Web page and app entries:
<<<<

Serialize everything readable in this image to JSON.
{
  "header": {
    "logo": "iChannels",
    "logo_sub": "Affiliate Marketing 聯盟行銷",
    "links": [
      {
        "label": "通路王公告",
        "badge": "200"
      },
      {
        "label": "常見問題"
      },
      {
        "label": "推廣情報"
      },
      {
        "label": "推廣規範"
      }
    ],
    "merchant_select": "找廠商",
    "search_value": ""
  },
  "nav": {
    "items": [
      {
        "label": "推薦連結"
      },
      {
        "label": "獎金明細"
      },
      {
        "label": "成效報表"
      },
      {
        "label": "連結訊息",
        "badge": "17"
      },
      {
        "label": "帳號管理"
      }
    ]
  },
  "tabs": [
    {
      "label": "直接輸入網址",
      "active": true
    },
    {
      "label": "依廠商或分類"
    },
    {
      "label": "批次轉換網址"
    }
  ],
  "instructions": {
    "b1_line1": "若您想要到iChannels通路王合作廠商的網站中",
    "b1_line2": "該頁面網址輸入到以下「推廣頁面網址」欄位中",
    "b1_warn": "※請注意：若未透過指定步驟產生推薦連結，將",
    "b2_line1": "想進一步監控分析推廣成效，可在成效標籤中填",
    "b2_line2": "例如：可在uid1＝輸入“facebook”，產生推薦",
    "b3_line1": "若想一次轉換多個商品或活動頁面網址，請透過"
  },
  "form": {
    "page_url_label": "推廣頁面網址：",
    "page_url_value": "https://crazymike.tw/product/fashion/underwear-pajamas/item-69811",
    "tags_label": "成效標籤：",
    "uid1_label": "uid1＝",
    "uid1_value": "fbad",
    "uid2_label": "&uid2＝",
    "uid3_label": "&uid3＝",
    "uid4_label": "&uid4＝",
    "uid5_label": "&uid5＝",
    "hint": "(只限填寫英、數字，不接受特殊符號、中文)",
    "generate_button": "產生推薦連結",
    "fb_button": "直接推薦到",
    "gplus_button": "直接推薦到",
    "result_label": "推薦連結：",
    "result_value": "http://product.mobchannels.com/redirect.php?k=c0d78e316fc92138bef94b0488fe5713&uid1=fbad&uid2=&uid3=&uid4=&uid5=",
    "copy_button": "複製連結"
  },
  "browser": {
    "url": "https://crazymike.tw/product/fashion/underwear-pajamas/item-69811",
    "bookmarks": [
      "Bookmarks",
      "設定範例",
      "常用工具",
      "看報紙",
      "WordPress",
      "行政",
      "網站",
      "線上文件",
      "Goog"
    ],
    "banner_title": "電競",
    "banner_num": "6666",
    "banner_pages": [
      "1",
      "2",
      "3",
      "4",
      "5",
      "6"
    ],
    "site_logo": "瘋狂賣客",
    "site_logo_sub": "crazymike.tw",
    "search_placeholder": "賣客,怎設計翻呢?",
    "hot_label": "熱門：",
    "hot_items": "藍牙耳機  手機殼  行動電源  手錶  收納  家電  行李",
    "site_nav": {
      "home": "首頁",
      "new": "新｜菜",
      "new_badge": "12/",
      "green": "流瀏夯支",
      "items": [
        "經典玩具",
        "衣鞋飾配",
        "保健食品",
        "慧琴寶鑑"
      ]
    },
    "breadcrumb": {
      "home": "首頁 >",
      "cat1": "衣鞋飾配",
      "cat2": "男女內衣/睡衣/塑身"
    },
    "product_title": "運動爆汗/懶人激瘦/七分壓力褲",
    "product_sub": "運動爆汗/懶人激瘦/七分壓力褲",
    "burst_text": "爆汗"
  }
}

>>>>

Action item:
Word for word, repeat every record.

Exercise solution:
Serialize everything readable in this image to JSON.
{
  "header": {
    "logo": "iChannels",
    "logo_sub": "Affiliate Marketing 聯盟行銷",
    "links": [
      {
        "label": "通路王公告",
        "badge": "200"
      },
      {
        "label": "常見問題"
      },
      {
        "label": "推廣情報"
      },
      {
        "label": "推廣規範"
      }
    ],
    "merchant_select": "找廠商",
    "search_value": ""
  },
  "nav": {
    "items": [
      {
        "label": "推薦連結"
      },
      {
        "label": "獎金明細"
      },
      {
        "label": "成效報表"
      },
      {
        "label": "連結訊息",
        "badge": "17"
      },
      {
        "label": "帳號管理"
      }
    ]
  },
  "tabs": [
    {
      "label": "直接輸入網址",
      "active": true
    },
    {
      "label": "依廠商或分類"
    },
    {
      "label": "批次轉換網址"
    }
  ],
  "instructions": {
    "b1_line1": "若您想要到iChannels通路王合作廠商的網站中",
    "b1_line2": "該頁面網址輸入到以下「推廣頁面網址」欄位中",
    "b1_warn": "※請注意：若未透過指定步驟產生推薦連結，將",
    "b2_line1": "想進一步監控分析推廣成效，可在成效標籤中填",
    "b2_line2": "例如：可在uid1＝輸入“facebook”，產生推薦",
    "b3_line1": "若想一次轉換多個商品或活動頁面網址，請透過"
  },
  "form": {
    "page_url_label": "推廣頁面網址：",
    "page_url_value": "https://crazymike.tw/product/fashion/underwear-pajamas/item-69811",
    "tags_label": "成效標籤：",
    "uid1_label": "uid1＝",
    "uid1_value": "fbad",
    "uid2_label": "&uid2＝",
    "uid3_label": "&uid3＝",
    "uid4_label": "&uid4＝",
    "uid5_label": "&uid5＝",
    "hint": "(只限填寫英、數字，不接受特殊符號、中文)",
    "generate_button": "產生推薦連結",
    "fb_button": "直接推薦到",
    "gplus_button": "直接推薦到",
    "result_label": "推薦連結：",
    "result_value": "http://product.mobchannels.com/redirect.php?k=c0d78e316fc92138bef94b0488fe5713&uid1=fbad&uid2=&uid3=&uid4=&uid5=",
    "copy_button": "複製連結"
  },
  "browser": {
    "url": "https://crazymike.tw/product/fashion/underwear-pajamas/item-69811",
    "bookmarks": [
      "Bookmarks",
      "設定範例",
      "常用工具",
      "看報紙",
      "WordPress",
      "行政",
      "網站",
      "線上文件",
      "Goog"
    ],
    "banner_title": "電競",
    "banner_num": "6666",
    "banner_pages": [
      "1",
      "2",
      "3",
      "4",
      "5",
      "6"
    ],
    "site_logo": "瘋狂賣客",
    "site_logo_sub": "crazymike.tw",
    "search_placeholder": "賣客,怎設計翻呢?",
    "hot_label": "熱門：",
    "hot_items": "藍牙耳機  手機殼  行動電源  手錶  收納  家電  行李",
    "site_nav": {
      "home": "首頁",
      "new": "新｜菜",
      "new_badge": "12/",
      "green": "流瀏夯支",
      "items": [
        "經典玩具",
        "衣鞋飾配",
        "保健食品",
        "慧琴寶鑑"
      ]
    },
    "breadcrumb": {
      "home": "首頁 >",
      "cat1": "衣鞋飾配",
      "cat2": "男女內衣/睡衣/塑身"
    },
    "product_title": "運動爆汗/懶人激瘦/七分壓力褲",
    "product_sub": "運動爆汗/懶人激瘦/七分壓力褲",
    "burst_text": "爆汗"
  }
}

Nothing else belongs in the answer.